Every year when I watch the latest version of  "Did You Know" I am reminded about how quickly our world is changing.  If we don't change the way we teach and learn at Hale Kula, we do a disservice to our students -- boys and girls alike.  

Saturday, July 7, 2012

What's next?

Yesterday, I met with some of our Hale Kula teachers who were able to attend the International Society for Technology in Education Conference in San Diego last week. We never know ahead-of-time whether it is "worth it" to send a team to the mainland for a conference. Well, it was obvious that not only are these three teachers raring-to-go with their awareness of new resources, apps, project ideas, and opportunities to collaborate and communicate with others around the USA and the world, they feel a responsibility to be change-agents at our school and in our District. One of the "big ideas" they emphasized in their conversation with me was something they heard over and over again at the conference - if we want to transform our schools,we need to start at the top.

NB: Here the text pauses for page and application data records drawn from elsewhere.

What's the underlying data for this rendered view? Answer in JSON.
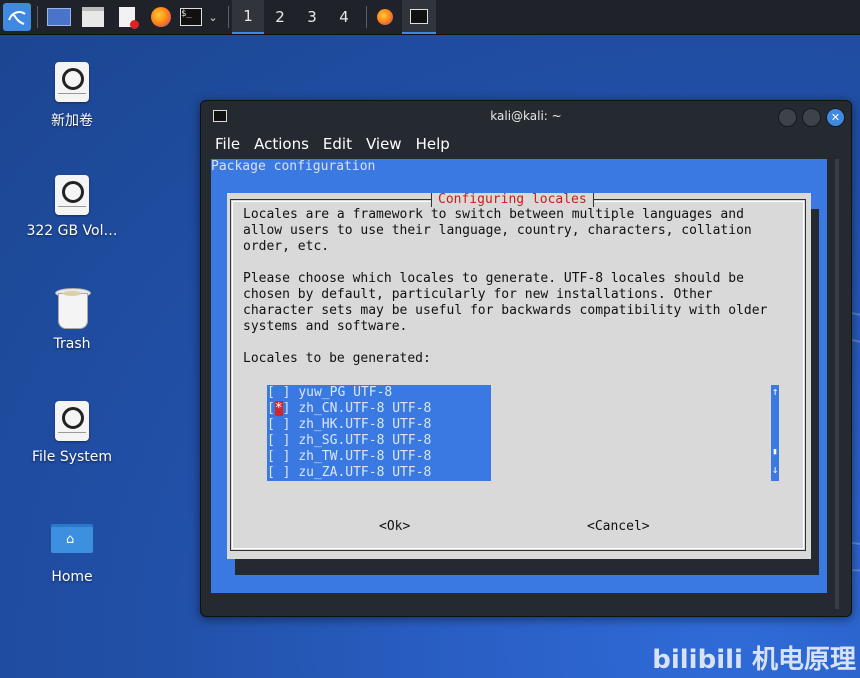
{
  "taskbar": {
    "icons": [
      "kali-menu-icon",
      "desktop-icon",
      "files-icon",
      "text-editor-icon",
      "firefox-icon",
      "terminal-icon",
      "chevron-down-icon",
      "firefox-task-icon",
      "terminal-task-icon"
    ],
    "workspaces": [
      "1",
      "2",
      "3",
      "4"
    ],
    "active_workspace": 0
  },
  "desktop": {
    "items": [
      {
        "label": "新加卷",
        "icon": "drive-icon"
      },
      {
        "label": "322 GB Vol…",
        "icon": "drive-icon"
      },
      {
        "label": "Trash",
        "icon": "trash-icon"
      },
      {
        "label": "File System",
        "icon": "drive-icon"
      },
      {
        "label": "Home",
        "icon": "home-folder-icon"
      }
    ]
  },
  "window": {
    "title": "kali@kali: ~",
    "menu": [
      "File",
      "Actions",
      "Edit",
      "View",
      "Help"
    ]
  },
  "terminal": {
    "header": "Package configuration",
    "dialog_title": "Configuring locales",
    "para1": [
      "Locales are a framework to switch between multiple languages and",
      "allow users to use their language, country, characters, collation",
      "order, etc."
    ],
    "para2": [
      "Please choose which locales to generate. UTF-8 locales should be",
      "chosen by default, particularly for new installations. Other",
      "character sets may be useful for backwards compatibility with older",
      "systems and software."
    ],
    "list_label": "Locales to be generated:",
    "locales": [
      {
        "checked": false,
        "name": "yuw_PG UTF-8"
      },
      {
        "checked": true,
        "name": "zh_CN.UTF-8 UTF-8"
      },
      {
        "checked": false,
        "name": "zh_HK.UTF-8 UTF-8"
      },
      {
        "checked": false,
        "name": "zh_SG.UTF-8 UTF-8"
      },
      {
        "checked": false,
        "name": "zh_TW.UTF-8 UTF-8"
      },
      {
        "checked": false,
        "name": "zu_ZA.UTF-8 UTF-8"
      }
    ],
    "scroll_up": "↑",
    "scroll_thumb": "▮",
    "scroll_down": "↓",
    "ok": "<Ok>",
    "cancel": "<Cancel>"
  },
  "watermark": "bilibili 机电原理",
  "colors": {
    "accent": "#3f8ae0",
    "dialog_blue": "#3b79e2",
    "dialog_bg": "#d9d9d9",
    "title_red": "#c81e1e"
  }
}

 So taking that to heart, let me reflect on our journey at Hale Kula Elementary School and ponder how to move forward to infuse 21st Century technology skills and knowledge to equip our students for success in their future.

 When I became principal in February 2003, our technology lab consisted of fifteen old Macs. Classrooms were lucky if they had one computer for student use. We were already in the 21st Century, yet our students and teachers had limited access to the tools they would need to be successful. Today, thanks to generous grants and a different formula for school funding, we have two tech labs and three mobile labs, an iPad lab, an iPod Touch lab, and computers in every classroom. However, if I am honest about how we are using these tech tools, I have to admit that we are still in the early stages of implementation. These tech tools are mostly used to practice skills, take assessments, or to research information for a unit the class is studying.  Where are the 4C's which define how students should be using technology -to develop critical thinking, to communicate,  to collaborate, and to create?

Some of our teachers have embraced the use of technology with their students.  After attending local conferences or training sessions or by observing other teachers model use of a web2.0 tool and trying it out themselves, they are hooked.  We have exciting examples of student work as a testament to possibilities of what can be done.  However, we need to ensure that every student in every grade level has the opportunity to gain the skills they need to demonstrate the 4C's through their work.

So what's next?  Step one is to model the use of  tech and web2.0 tools in my role as principal.  With a new school year beginning in less than three weeks, there's not much time left to plan!  As we move forward towards a change in how we teach and learn at Hale Kula, my goal is to use this blog to share reflections, successes, lessons learned,, and next steps.  Hopefully, I'll have lots of student examples to share!